In the tech world, all eyes are on Apple each year as it announces its newest launches and updates to its current line of MacBooks, iPhone and watch. The company has become the epitome of disruptive innovation and how ubiquitous technology has transformed our lives.Yet, there’s something timeless about each Apple launch: A single person standing on stage, telling a story.
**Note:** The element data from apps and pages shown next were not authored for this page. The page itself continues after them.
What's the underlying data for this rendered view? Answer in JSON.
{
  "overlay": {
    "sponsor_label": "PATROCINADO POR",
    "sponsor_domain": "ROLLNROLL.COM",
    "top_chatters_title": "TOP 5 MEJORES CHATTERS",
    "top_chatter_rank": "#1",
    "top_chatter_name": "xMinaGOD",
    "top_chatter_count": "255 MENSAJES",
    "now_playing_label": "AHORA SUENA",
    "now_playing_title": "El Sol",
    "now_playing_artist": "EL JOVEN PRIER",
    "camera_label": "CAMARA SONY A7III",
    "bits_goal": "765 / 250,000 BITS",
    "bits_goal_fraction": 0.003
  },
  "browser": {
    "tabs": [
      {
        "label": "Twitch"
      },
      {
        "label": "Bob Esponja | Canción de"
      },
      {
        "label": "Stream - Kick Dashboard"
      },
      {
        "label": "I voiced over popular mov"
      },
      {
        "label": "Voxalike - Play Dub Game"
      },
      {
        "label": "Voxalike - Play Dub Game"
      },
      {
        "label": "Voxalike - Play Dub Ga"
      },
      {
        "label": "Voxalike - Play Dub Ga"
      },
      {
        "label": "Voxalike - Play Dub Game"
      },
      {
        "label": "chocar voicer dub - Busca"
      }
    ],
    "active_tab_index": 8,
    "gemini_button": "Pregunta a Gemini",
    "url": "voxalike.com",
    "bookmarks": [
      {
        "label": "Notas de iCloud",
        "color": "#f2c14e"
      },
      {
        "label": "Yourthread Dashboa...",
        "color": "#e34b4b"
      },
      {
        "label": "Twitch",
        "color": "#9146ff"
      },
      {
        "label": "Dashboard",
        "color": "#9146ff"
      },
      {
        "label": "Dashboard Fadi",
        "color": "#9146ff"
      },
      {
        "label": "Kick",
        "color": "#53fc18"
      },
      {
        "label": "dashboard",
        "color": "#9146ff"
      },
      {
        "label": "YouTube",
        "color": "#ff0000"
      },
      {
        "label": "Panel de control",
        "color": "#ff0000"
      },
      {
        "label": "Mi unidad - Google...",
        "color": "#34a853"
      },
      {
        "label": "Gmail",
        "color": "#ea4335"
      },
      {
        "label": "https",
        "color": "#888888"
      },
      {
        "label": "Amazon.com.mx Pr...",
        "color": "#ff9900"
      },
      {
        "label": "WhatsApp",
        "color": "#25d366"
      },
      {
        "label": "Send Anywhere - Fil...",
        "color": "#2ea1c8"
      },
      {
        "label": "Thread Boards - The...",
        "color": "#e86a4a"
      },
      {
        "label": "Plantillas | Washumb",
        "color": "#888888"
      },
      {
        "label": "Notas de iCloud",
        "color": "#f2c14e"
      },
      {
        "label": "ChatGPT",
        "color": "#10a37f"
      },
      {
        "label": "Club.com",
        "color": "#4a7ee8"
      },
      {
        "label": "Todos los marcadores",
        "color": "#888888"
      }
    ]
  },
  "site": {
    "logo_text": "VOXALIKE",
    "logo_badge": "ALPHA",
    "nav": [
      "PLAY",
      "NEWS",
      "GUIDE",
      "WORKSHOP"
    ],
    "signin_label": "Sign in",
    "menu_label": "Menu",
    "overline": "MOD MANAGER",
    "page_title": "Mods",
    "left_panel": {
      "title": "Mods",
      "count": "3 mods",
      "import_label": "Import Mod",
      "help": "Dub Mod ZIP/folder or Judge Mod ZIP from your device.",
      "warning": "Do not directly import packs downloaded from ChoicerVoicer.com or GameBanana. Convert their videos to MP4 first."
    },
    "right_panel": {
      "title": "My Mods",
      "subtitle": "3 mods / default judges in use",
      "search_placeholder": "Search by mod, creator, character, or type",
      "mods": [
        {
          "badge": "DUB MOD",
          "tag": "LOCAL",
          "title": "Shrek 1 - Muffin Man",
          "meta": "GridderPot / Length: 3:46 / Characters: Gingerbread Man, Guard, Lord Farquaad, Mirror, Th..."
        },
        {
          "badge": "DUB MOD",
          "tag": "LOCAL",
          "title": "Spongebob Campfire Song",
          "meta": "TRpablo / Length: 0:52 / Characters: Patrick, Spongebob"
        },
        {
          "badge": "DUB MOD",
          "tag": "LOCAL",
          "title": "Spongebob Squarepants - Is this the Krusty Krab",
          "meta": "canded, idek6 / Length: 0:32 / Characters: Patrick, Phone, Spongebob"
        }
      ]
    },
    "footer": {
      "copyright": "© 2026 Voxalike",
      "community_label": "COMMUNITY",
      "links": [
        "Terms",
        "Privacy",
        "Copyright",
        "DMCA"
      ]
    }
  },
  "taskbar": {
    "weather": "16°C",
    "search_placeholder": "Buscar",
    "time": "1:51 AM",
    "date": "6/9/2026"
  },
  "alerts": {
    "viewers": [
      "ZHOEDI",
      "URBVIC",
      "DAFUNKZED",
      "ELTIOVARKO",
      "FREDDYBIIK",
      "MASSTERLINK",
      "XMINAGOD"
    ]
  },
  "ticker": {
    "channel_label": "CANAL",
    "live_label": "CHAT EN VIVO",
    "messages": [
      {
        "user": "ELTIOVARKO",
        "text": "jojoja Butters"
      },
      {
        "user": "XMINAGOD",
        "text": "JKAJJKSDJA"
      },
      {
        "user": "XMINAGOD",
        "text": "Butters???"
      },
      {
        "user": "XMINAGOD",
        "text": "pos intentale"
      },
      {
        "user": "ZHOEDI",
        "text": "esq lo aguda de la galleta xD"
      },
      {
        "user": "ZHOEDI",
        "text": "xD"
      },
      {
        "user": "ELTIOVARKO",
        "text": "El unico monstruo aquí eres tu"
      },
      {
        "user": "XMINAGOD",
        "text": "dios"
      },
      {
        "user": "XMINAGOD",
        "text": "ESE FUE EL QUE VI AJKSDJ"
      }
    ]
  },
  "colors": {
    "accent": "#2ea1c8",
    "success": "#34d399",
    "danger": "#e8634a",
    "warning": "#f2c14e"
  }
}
Today, Apple CEO Tim Cook builds off the legacy of Steve Jobs, who became legendary for his personality and stage presence.The Cook and Jobs presentation skills demonstrate that no matter how digitized we become as a society, there’s always a place for human communication skills – even at the world’s most technologically advanced companies.In fact, the 10 most in demand professional skills in the world reflect the need for human soft skills, including sales representatives and professionals such as project managers and researchers, according to ManpowerGroup’s latest report on the talent shortage.In our increasingly digital world, here are skills that still matter for professionals.Managing Expectations“The future is a concept — it doesn’t exist,” said author and philosopher Alan Watts. For businesses, this ambiguity about the future is more than a thought exercise. It requires understanding how to navigate change when you’re not sure where the changes will come from. Leaders with communication skills will be able to guide others when there is no roadmap. That means making decisions on the fly, the ability to adapt to evolving circumstances, and then sharing your reasoning to others to get them to follow.Delivering InspirationThe artist Michelangelo once said: “Lord, grant that I may always desire more than I can accomplish.” It’s a human – and timeless – quality to seek inspiration and motivation, and look for it in others. You can call it stage presence, charisma or just je ne sais quoi. No matter what “it” is, there is a palpable energy that can come from someone who is an engaging communicator. We share our social orientation in brain circuitry with all other mammals, so this is a deep-seeded biological need that can’t be replaced by technology. Human communication needs the motivation of the human touch, and that will never go away.Suggesting ImprovementImagine your next job performance review is with a robot. You’d get a PDF with all of your deficiencies, delivered to you with cold efficiency, with highlighted sections to work on. Doesn’t sound fun, does it? As much as we dread performance review, human communication helps us become resilient and improve. Others can see our blind spots that we don’t see, and also equip us with coping strategies and teachable skills.Overall, it’s true that digital trends continue to expand and play a larger and larger role in the world of work. But if you’re feeling uneasy or out of place because of technology, the answer may be in thinking more traditionally – and reclaiming your humanity.